#### SUPPLIED RECORDS:
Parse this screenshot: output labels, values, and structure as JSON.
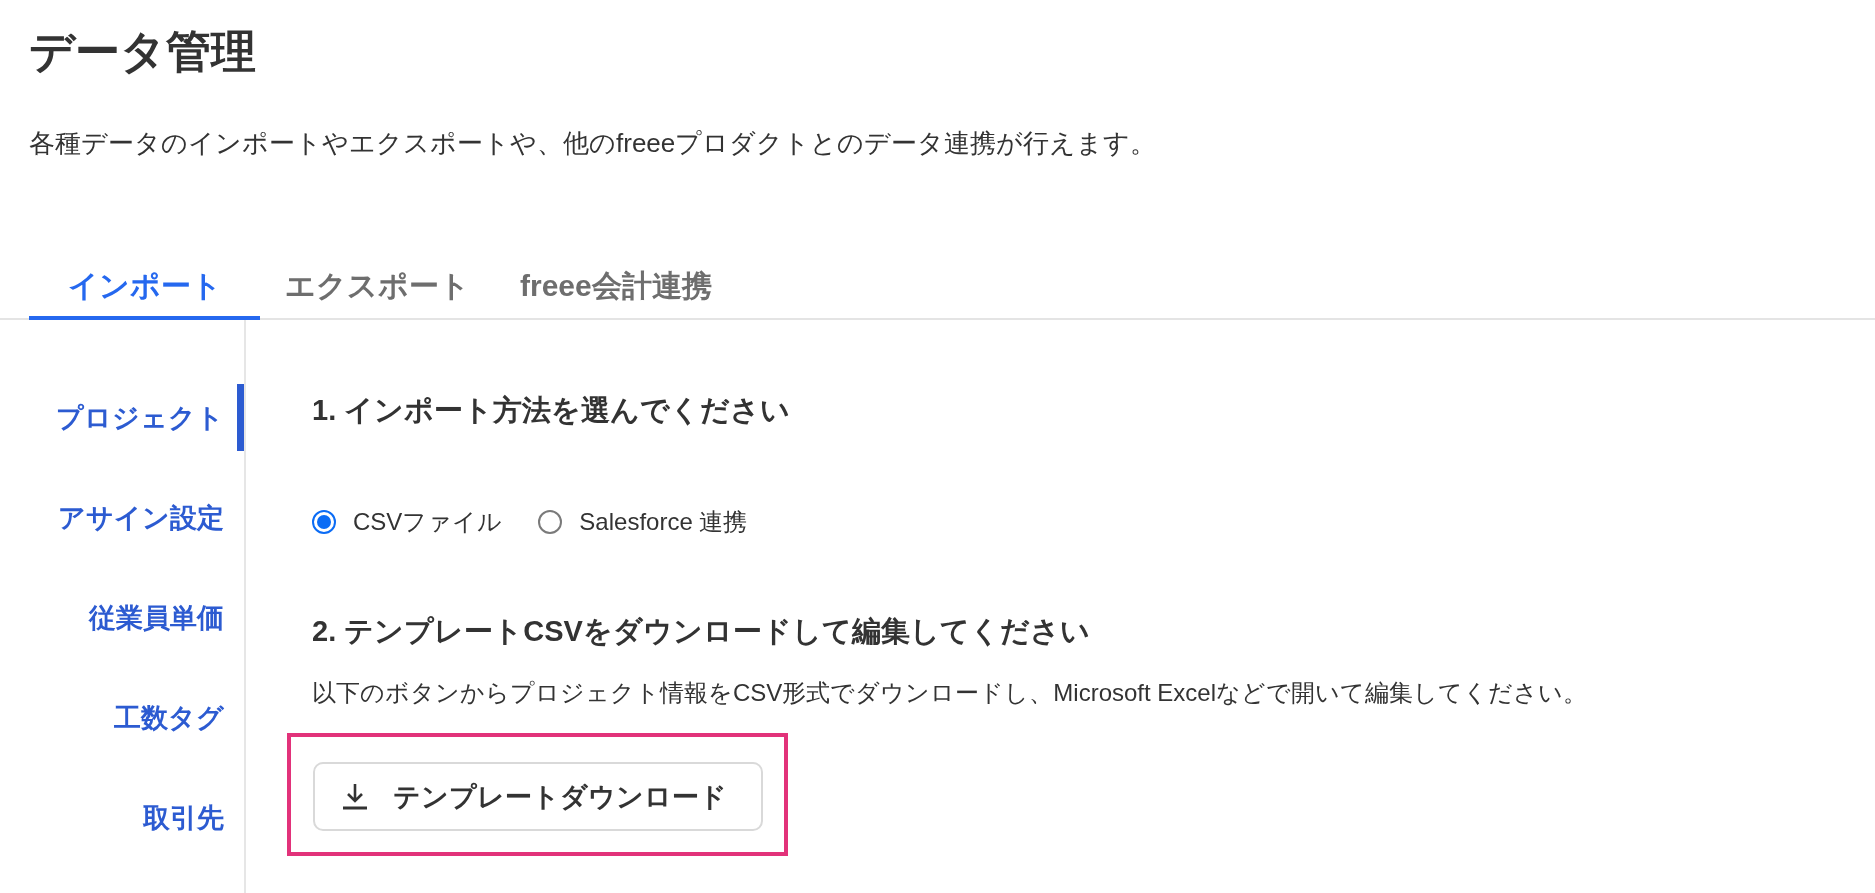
{
  "page": {
    "title": "データ管理",
    "description": "各種データのインポートやエクスポートや、他のfreeeプロダクトとのデータ連携が行えます。"
  },
  "tabs": [
    {
      "label": "インポート",
      "selected": true
    },
    {
      "label": "エクスポート",
      "selected": false
    },
    {
      "label": "freee会計連携",
      "selected": false
    }
  ],
  "sidebar": {
    "items": [
      {
        "label": "プロジェクト",
        "selected": true
      },
      {
        "label": "アサイン設定",
        "selected": false
      },
      {
        "label": "従業員単価",
        "selected": false
      },
      {
        "label": "工数タグ",
        "selected": false
      },
      {
        "label": "取引先",
        "selected": false
      }
    ]
  },
  "steps": [
    {
      "kind": "radio",
      "heading": "1. インポート方法を選んでください",
      "options": [
        {
          "label": "CSVファイル",
          "selected": true
        },
        {
          "label": "Salesforce 連携",
          "selected": false
        }
      ]
    },
    {
      "kind": "download",
      "heading": "2. テンプレートCSVをダウンロードして編集してください",
      "text": "以下のボタンからプロジェクト情報をCSV形式でダウンロードし、Microsoft Excelなどで開いて編集してください。",
      "button": {
        "label": "テンプレートダウンロード",
        "highlighted": true
      }
    }
  ]
}
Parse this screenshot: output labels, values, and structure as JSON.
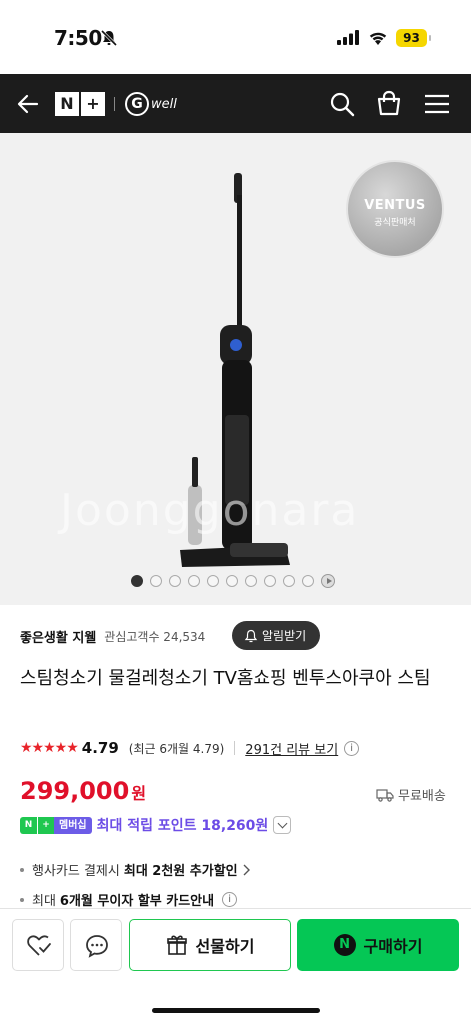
{
  "status_bar": {
    "time": "7:50",
    "battery": "93"
  },
  "nav": {
    "nplus_left": "N",
    "nplus_right": "+",
    "brand_g": "G",
    "brand_text": "well"
  },
  "hero": {
    "badge_title": "VENTUS",
    "badge_sub": "공식판매처",
    "watermark": "Joonggonara",
    "dot_count": 10,
    "active_dot": 0
  },
  "store": {
    "name": "좋은생활 지웰",
    "followers": "관심고객수 24,534",
    "alarm_button": "알림받기"
  },
  "product": {
    "title": "스팀청소기 물걸레청소기 TV홈쇼핑 벤투스아쿠아 스팀"
  },
  "rating": {
    "stars": "★★★★★",
    "score": "4.79",
    "recent": "(최근 6개월 4.79)",
    "reviews": "291건 리뷰 보기",
    "stars_value": 4.79
  },
  "price": {
    "amount": "299,000",
    "unit": "원"
  },
  "shipping": {
    "label": "무료배송"
  },
  "point": {
    "badge_n": "N",
    "badge_plus": "+",
    "badge_member": "멤버십",
    "text": "최대 적립 포인트 18,260원"
  },
  "benefits": {
    "b1_pre": "행사카드 결제시",
    "b1_bold": "최대 2천원 추가할인",
    "b2_pre": "최대",
    "b2_bold": "6개월 무이자 할부 카드안내"
  },
  "bottom_bar": {
    "gift_label": "선물하기",
    "buy_label": "구매하기",
    "buy_logo": "N"
  },
  "colors": {
    "accent_green": "#05c755",
    "price_red": "#e0102a",
    "point_purple": "#6c4ce6",
    "nav_bg": "#1c1c1c"
  }
}
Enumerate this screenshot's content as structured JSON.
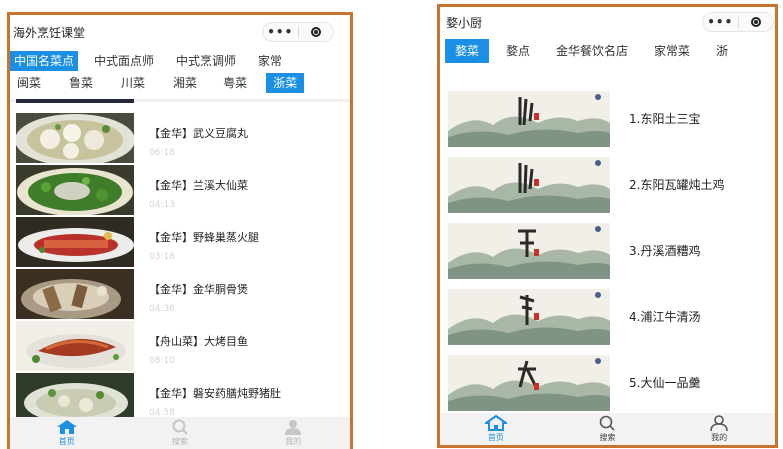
{
  "left": {
    "app_title": "海外烹饪课堂",
    "capsule": {
      "more": "•••",
      "close_icon": "target-icon"
    },
    "primary_tabs": [
      {
        "label": "中国名菜点",
        "active": true
      },
      {
        "label": "中式面点师",
        "active": false
      },
      {
        "label": "中式烹调师",
        "active": false
      },
      {
        "label": "家常",
        "active": false
      }
    ],
    "secondary_tabs": [
      {
        "label": "闽菜",
        "active": false
      },
      {
        "label": "鲁菜",
        "active": false
      },
      {
        "label": "川菜",
        "active": false
      },
      {
        "label": "湘菜",
        "active": false
      },
      {
        "label": "粤菜",
        "active": false
      },
      {
        "label": "浙菜",
        "active": true
      }
    ],
    "items": [
      {
        "title": "【金华】武义豆腐丸",
        "duration": "06:18"
      },
      {
        "title": "【金华】兰溪大仙菜",
        "duration": "04:13"
      },
      {
        "title": "【金华】野蜂巢蒸火腿",
        "duration": "03:16"
      },
      {
        "title": "【金华】金华胴骨煲",
        "duration": "04:36"
      },
      {
        "title": "【舟山菜】大烤目鱼",
        "duration": "08:10"
      },
      {
        "title": "【金华】磐安药膳炖野猪肚",
        "duration": "04:58"
      }
    ],
    "nav": [
      {
        "label": "首页",
        "icon": "home-icon",
        "active": true
      },
      {
        "label": "搜索",
        "icon": "search-icon",
        "active": false
      },
      {
        "label": "我的",
        "icon": "user-icon",
        "active": false
      }
    ]
  },
  "right": {
    "app_title": "婺小厨",
    "capsule": {
      "more": "•••",
      "close_icon": "target-icon"
    },
    "tabs": [
      {
        "label": "婺菜",
        "active": true
      },
      {
        "label": "婺点",
        "active": false
      },
      {
        "label": "金华餐饮名店",
        "active": false
      },
      {
        "label": "家常菜",
        "active": false
      },
      {
        "label": "浙",
        "active": false
      }
    ],
    "items": [
      {
        "title": "1.东阳土三宝"
      },
      {
        "title": "2.东阳瓦罐炖土鸡"
      },
      {
        "title": "3.丹溪酒糟鸡"
      },
      {
        "title": "4.浦江牛清汤"
      },
      {
        "title": "5.大仙一品羹"
      }
    ],
    "nav": [
      {
        "label": "首页",
        "icon": "home-icon",
        "active": true
      },
      {
        "label": "搜索",
        "icon": "search-icon",
        "active": false
      },
      {
        "label": "我的",
        "icon": "user-icon",
        "active": false
      }
    ],
    "colors": {
      "accent": "#1a8fe3",
      "frame": "#c8742c"
    }
  }
}
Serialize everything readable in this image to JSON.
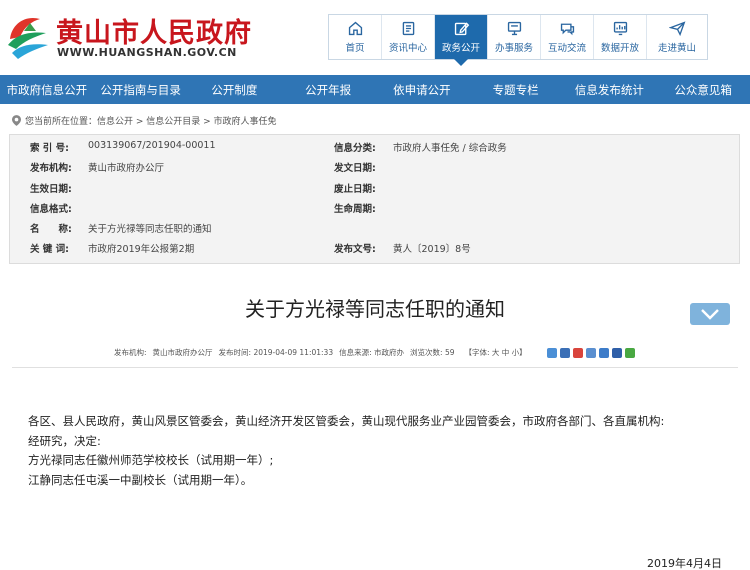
{
  "brand": {
    "title": "黄山市人民政府",
    "url": "WWW.HUANGSHAN.GOV.CN"
  },
  "topnav": [
    {
      "label": "首页",
      "icon": "home-icon"
    },
    {
      "label": "资讯中心",
      "icon": "news-icon"
    },
    {
      "label": "政务公开",
      "icon": "edit-icon",
      "active": true
    },
    {
      "label": "办事服务",
      "icon": "service-icon"
    },
    {
      "label": "互动交流",
      "icon": "chat-icon"
    },
    {
      "label": "数据开放",
      "icon": "data-icon"
    },
    {
      "label": "走进黄山",
      "icon": "send-icon"
    }
  ],
  "mainnav": [
    "市政府信息公开",
    "公开指南与目录",
    "公开制度",
    "公开年报",
    "依申请公开",
    "专题专栏",
    "信息发布统计",
    "公众意见箱"
  ],
  "breadcrumb": "您当前所在位置：信息公开 > 信息公开目录 > 市政府人事任免",
  "meta": {
    "index_label": "索 引 号:",
    "index_value": "003139067/201904-00011",
    "category_label": "信息分类:",
    "category_value": "市政府人事任免 / 综合政务",
    "publisher_label": "发布机构:",
    "publisher_value": "黄山市政府办公厅",
    "issue_date_label": "发文日期:",
    "issue_date_value": "",
    "effective_label": "生效日期:",
    "effective_value": "",
    "abolish_label": "废止日期:",
    "abolish_value": "",
    "format_label": "信息格式:",
    "format_value": "",
    "lifecycle_label": "生命周期:",
    "lifecycle_value": "",
    "name_label": "名　　称:",
    "name_value": "关于方光禄等同志任职的通知",
    "keyword_label": "关 键 词:",
    "keyword_value": "市政府2019年公报第2期",
    "docno_label": "发布文号:",
    "docno_value": "黄人〔2019〕8号"
  },
  "doc": {
    "title": "关于方光禄等同志任职的通知",
    "info_publisher": "发布机构:",
    "info_publisher_value": "黄山市政府办公厅",
    "info_time": "发布时间: 2019-04-09 11:01:33",
    "info_source": "信息来源: 市政府办",
    "info_views": "浏览次数: 59",
    "font_size": "【字体: 大 中 小】",
    "paragraphs": [
      "各区、县人民政府，黄山风景区管委会，黄山经济开发区管委会，黄山现代服务业产业园管委会，市政府各部门、各直属机构:",
      "经研究，决定:",
      "方光禄同志任徽州师范学校校长（试用期一年）;",
      "江静同志任屯溪一中副校长（试用期一年）。"
    ],
    "date": "2019年4月4日"
  },
  "colors": {
    "brand_red": "#c8161d",
    "nav_blue": "#2f75b5",
    "active_blue": "#1e6aac"
  }
}
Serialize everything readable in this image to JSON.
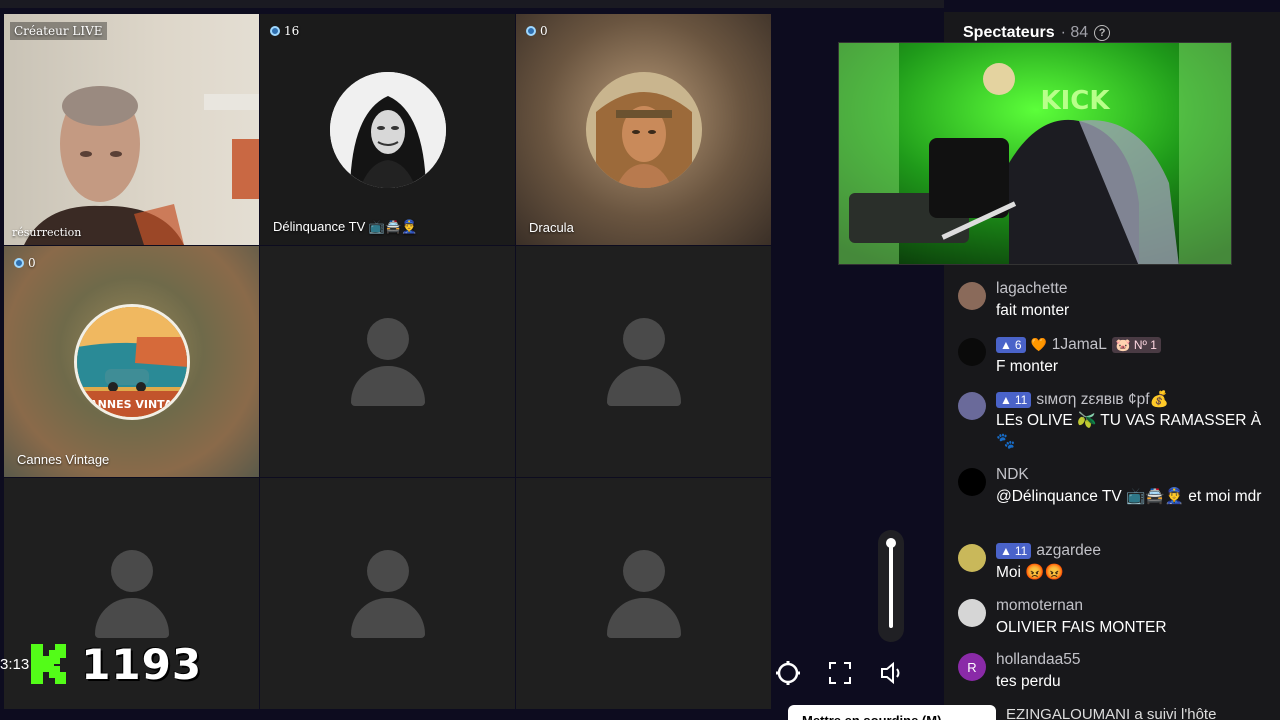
{
  "sidebar": {
    "title": "Spectateurs",
    "viewer_count": "· 84",
    "help_icon": "?"
  },
  "tiles": [
    {
      "badge": "Créateur LIVE",
      "name": "résurrection"
    },
    {
      "badge": "16",
      "name": "Délinquance TV 📺🚔👮‍♂️"
    },
    {
      "badge": "0",
      "name": "Dracula"
    },
    {
      "badge": "0",
      "name": "Cannes Vintage"
    }
  ],
  "overlay": {
    "timestamp": "3:13",
    "counter": "1193"
  },
  "preview": {
    "sign_text": "KICK"
  },
  "chat": [
    {
      "user": "lagachette",
      "text": "fait monter",
      "badges": []
    },
    {
      "user": "1JamaL",
      "text": "F monter",
      "badges": [
        "6"
      ],
      "extra_badge": "Nº 1"
    },
    {
      "user": "ѕιмση zεявιв ¢pf💰",
      "text": "LEs OLIVE 🫒 TU VAS RAMASSER À 🐾",
      "badges": [
        "11"
      ]
    },
    {
      "user": "NDK",
      "text": "@Délinquance TV 📺🚔👮‍♂️ et moi mdr",
      "badges": []
    },
    {
      "user": "azgardee",
      "text": "Moi 😡😡",
      "badges": [
        "11"
      ]
    },
    {
      "user": "momoternan",
      "text": "OLIVIER FAIS MONTER",
      "badges": []
    },
    {
      "user": "hollandaa55",
      "text": "tes perdu",
      "badges": []
    }
  ],
  "tooltip": "Mettre en sourdine (M)",
  "follow_text": "EZINGALOUMANI a suivi l'hôte",
  "colors": {
    "kick_green": "#53fc18",
    "badge_blue": "#4a63c9",
    "sidebar_bg": "#18181b"
  }
}
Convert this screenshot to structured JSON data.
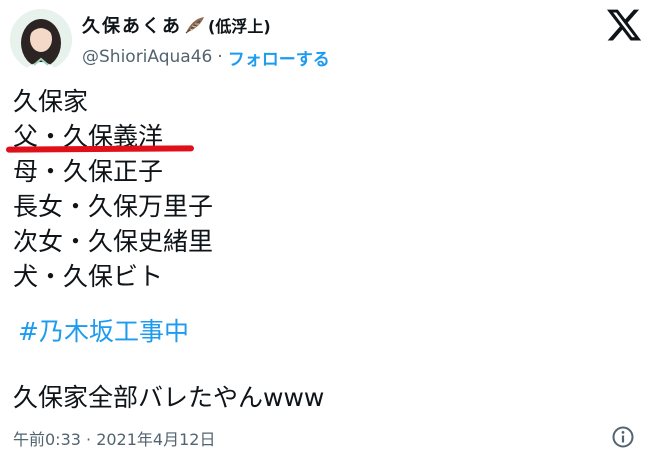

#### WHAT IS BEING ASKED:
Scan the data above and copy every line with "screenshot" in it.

#### RESPONSE BOX:
Parse this screenshot: output labels, values, and structure as JSON.
Parse this screenshot: output labels, values, and structure as JSON.
Enumerate this screenshot's content as structured JSON.
Convert this screenshot to structured JSON data.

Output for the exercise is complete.